↓

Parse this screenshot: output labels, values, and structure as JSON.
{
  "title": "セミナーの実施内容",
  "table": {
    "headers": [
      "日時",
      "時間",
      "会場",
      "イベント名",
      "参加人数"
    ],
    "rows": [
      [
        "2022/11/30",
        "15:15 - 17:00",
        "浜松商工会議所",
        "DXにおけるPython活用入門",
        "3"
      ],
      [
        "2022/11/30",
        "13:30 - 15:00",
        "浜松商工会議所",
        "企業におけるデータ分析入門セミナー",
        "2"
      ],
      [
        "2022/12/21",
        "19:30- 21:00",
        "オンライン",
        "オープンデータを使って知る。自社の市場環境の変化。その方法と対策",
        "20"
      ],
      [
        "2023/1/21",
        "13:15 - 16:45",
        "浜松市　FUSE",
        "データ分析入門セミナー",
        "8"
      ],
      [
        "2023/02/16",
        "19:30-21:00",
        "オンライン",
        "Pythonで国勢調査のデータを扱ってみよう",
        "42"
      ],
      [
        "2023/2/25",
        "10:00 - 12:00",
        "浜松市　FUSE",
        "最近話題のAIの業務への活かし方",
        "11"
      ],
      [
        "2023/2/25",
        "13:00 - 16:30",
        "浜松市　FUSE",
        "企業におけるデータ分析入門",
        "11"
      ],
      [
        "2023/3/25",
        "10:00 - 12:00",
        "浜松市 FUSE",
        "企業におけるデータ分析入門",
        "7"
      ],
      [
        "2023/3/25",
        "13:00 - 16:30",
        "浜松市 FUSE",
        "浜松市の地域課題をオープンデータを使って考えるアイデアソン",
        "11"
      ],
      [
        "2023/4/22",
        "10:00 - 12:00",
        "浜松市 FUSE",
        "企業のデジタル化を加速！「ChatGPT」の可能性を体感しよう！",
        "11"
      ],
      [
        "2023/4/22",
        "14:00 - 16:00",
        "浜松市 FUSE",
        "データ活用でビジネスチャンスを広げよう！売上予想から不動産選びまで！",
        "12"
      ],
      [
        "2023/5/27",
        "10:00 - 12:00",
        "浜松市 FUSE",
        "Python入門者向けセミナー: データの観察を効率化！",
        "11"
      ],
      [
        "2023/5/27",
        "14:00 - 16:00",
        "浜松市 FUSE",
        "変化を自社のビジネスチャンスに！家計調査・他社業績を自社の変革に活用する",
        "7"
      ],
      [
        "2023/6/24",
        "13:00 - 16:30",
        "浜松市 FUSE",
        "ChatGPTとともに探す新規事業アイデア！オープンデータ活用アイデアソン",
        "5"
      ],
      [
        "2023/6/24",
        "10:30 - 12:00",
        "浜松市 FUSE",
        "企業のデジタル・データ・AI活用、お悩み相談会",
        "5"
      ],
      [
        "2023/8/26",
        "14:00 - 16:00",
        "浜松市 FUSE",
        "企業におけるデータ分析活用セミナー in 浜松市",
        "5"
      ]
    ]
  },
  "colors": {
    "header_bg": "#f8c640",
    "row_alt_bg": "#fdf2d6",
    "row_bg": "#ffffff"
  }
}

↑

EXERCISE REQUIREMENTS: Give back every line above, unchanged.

EXERCISE RESULT:
Parse this screenshot: output labels, values, and structure as JSON.
{
  "title": "セミナーの実施内容",
  "table": {
    "headers": [
      "日時",
      "時間",
      "会場",
      "イベント名",
      "参加人数"
    ],
    "rows": [
      [
        "2022/11/30",
        "15:15 - 17:00",
        "浜松商工会議所",
        "DXにおけるPython活用入門",
        "3"
      ],
      [
        "2022/11/30",
        "13:30 - 15:00",
        "浜松商工会議所",
        "企業におけるデータ分析入門セミナー",
        "2"
      ],
      [
        "2022/12/21",
        "19:30- 21:00",
        "オンライン",
        "オープンデータを使って知る。自社の市場環境の変化。その方法と対策",
        "20"
      ],
      [
        "2023/1/21",
        "13:15 - 16:45",
        "浜松市　FUSE",
        "データ分析入門セミナー",
        "8"
      ],
      [
        "2023/02/16",
        "19:30-21:00",
        "オンライン",
        "Pythonで国勢調査のデータを扱ってみよう",
        "42"
      ],
      [
        "2023/2/25",
        "10:00 - 12:00",
        "浜松市　FUSE",
        "最近話題のAIの業務への活かし方",
        "11"
      ],
      [
        "2023/2/25",
        "13:00 - 16:30",
        "浜松市　FUSE",
        "企業におけるデータ分析入門",
        "11"
      ],
      [
        "2023/3/25",
        "10:00 - 12:00",
        "浜松市 FUSE",
        "企業におけるデータ分析入門",
        "7"
      ],
      [
        "2023/3/25",
        "13:00 - 16:30",
        "浜松市 FUSE",
        "浜松市の地域課題をオープンデータを使って考えるアイデアソン",
        "11"
      ],
      [
        "2023/4/22",
        "10:00 - 12:00",
        "浜松市 FUSE",
        "企業のデジタル化を加速！「ChatGPT」の可能性を体感しよう！",
        "11"
      ],
      [
        "2023/4/22",
        "14:00 - 16:00",
        "浜松市 FUSE",
        "データ活用でビジネスチャンスを広げよう！売上予想から不動産選びまで！",
        "12"
      ],
      [
        "2023/5/27",
        "10:00 - 12:00",
        "浜松市 FUSE",
        "Python入門者向けセミナー: データの観察を効率化！",
        "11"
      ],
      [
        "2023/5/27",
        "14:00 - 16:00",
        "浜松市 FUSE",
        "変化を自社のビジネスチャンスに！家計調査・他社業績を自社の変革に活用する",
        "7"
      ],
      [
        "2023/6/24",
        "13:00 - 16:30",
        "浜松市 FUSE",
        "ChatGPTとともに探す新規事業アイデア！オープンデータ活用アイデアソン",
        "5"
      ],
      [
        "2023/6/24",
        "10:30 - 12:00",
        "浜松市 FUSE",
        "企業のデジタル・データ・AI活用、お悩み相談会",
        "5"
      ],
      [
        "2023/8/26",
        "14:00 - 16:00",
        "浜松市 FUSE",
        "企業におけるデータ分析活用セミナー in 浜松市",
        "5"
      ]
    ]
  },
  "colors": {
    "header_bg": "#f8c640",
    "row_alt_bg": "#fdf2d6",
    "row_bg": "#ffffff"
  }
}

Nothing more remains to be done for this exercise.